  4. Heather, this post spoke to me. I have a very successful series, and now I’m tackling a completely different type of book, and I am a mass of insecurities. I have been more and more convinced that what I’m writing isn’t very good. This week I asked for help from a friend who is a long-time editor, and he (gently) confirmed my fears that I am on the wrong track. But he didn’t crush me. He gave me suggestions, listened to my ideas and made me determined to move forward. (Today I wrote a blog about it, if you are interested, at http://www.terryshames.com.)

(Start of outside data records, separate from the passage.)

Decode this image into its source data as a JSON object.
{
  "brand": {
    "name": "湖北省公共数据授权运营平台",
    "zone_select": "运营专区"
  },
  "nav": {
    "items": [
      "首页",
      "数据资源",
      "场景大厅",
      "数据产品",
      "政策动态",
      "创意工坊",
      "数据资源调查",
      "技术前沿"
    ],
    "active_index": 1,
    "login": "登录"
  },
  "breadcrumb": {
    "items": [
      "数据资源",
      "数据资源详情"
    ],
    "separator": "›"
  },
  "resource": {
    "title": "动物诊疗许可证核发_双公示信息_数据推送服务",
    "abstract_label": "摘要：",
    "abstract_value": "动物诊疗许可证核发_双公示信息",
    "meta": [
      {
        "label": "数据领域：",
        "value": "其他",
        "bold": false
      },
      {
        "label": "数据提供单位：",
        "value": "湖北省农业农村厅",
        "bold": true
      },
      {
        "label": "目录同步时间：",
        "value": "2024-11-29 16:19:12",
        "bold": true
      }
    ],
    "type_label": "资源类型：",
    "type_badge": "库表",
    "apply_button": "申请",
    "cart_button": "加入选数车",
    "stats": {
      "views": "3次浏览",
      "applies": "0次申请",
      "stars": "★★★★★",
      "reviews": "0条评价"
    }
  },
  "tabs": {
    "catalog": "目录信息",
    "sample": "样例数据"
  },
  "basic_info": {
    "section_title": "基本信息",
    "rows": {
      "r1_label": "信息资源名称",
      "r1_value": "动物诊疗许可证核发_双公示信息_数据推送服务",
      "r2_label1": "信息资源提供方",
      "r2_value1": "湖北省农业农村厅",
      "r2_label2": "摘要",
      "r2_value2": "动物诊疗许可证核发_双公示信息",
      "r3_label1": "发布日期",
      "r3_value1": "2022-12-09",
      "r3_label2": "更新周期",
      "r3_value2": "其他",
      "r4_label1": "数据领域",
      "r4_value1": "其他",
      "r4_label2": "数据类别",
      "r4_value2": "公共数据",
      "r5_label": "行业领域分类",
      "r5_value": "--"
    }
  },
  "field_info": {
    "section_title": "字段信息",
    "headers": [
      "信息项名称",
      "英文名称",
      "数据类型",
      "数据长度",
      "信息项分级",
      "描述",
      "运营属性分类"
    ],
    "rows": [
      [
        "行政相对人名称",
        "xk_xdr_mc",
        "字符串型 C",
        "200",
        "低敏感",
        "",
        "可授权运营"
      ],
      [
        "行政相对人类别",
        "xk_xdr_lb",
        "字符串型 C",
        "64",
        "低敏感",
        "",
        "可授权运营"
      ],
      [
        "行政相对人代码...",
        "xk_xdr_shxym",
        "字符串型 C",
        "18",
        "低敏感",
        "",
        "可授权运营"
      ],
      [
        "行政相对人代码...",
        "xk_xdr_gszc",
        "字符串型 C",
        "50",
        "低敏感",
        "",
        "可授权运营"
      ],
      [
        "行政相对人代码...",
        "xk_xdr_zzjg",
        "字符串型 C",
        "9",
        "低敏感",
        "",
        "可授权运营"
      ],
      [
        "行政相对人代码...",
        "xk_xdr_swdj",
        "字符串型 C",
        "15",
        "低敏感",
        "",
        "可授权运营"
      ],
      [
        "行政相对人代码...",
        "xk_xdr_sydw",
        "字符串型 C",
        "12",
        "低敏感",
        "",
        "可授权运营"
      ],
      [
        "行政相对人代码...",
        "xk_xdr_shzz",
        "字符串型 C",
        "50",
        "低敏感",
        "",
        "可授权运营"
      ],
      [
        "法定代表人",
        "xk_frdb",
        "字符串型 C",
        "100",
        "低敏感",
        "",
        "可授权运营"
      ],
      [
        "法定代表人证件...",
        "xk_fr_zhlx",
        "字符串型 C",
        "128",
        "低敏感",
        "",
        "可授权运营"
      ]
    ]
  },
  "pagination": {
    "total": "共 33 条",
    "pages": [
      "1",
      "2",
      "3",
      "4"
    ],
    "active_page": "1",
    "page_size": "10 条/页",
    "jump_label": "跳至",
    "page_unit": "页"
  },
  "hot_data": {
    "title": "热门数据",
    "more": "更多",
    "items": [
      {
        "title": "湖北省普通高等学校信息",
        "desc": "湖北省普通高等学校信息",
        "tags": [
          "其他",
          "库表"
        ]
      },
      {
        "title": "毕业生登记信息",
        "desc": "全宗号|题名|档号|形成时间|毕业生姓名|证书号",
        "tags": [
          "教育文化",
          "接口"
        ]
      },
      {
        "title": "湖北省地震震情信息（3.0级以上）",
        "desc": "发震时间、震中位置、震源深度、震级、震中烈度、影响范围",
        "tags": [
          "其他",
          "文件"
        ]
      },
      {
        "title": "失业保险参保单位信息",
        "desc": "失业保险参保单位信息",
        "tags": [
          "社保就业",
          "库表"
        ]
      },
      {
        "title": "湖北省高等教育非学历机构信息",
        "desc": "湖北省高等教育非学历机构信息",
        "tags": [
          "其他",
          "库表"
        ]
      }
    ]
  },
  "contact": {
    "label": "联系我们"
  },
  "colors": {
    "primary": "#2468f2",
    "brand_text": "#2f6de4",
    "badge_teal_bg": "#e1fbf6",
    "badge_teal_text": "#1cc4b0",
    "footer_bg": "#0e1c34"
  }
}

    But there is another reason this resonated with me. Years ago I attended a very prestigious writers’ conference–everyone there congratulated each other on how lucky they were to get in. I was in a workshop with a wonderful teacher who gave really thoughtful, encouraging feedback and encouraged everyone to be judicious in their critiques. I looked forward to my critique. Unfortunately, when I arrived the day of my critique it was to find that this teacher had been replaced by a bombastic author who had the sensitivity of a wild boar. He proceeded to rip me to shreds. I had become friendly with my fellow workshop members and they were as stunned as I was. Crying wasn’t an option. Throwing away my computer seemed viable. But a young man in the workshop spoke to me afterwards and said he thought the man had been unnecessarily harsh. Yes, there were problems with my manuscript, but his derision was unwarranted, and he advised me to ignore and move on.

    I still can’t hear the writer’s name without cringing, but I remember also the words of that young man, and I have tried to take away the lesson that criticism can be honest without being devastating. This applies not only to other authors, but to ourselves. I think we have to learn to be as kind, but firm, with ourselves, as we are to our fellow writers.

    1. Ugh, Terry, what a terrible experience. We all have our scars, that’s for sure. I’m glad you are persevering in your goal to write something that’s out of your comfort zone. I didn’t put this in my post, but I do believe that doggedly continuing to write and put our work out there to be judged, even in the face of grave self-doubt, is a brave thing to do. If nothing else, we should celebrate ourselves for that one seemingly small but actually quite large act!

Comments are closed.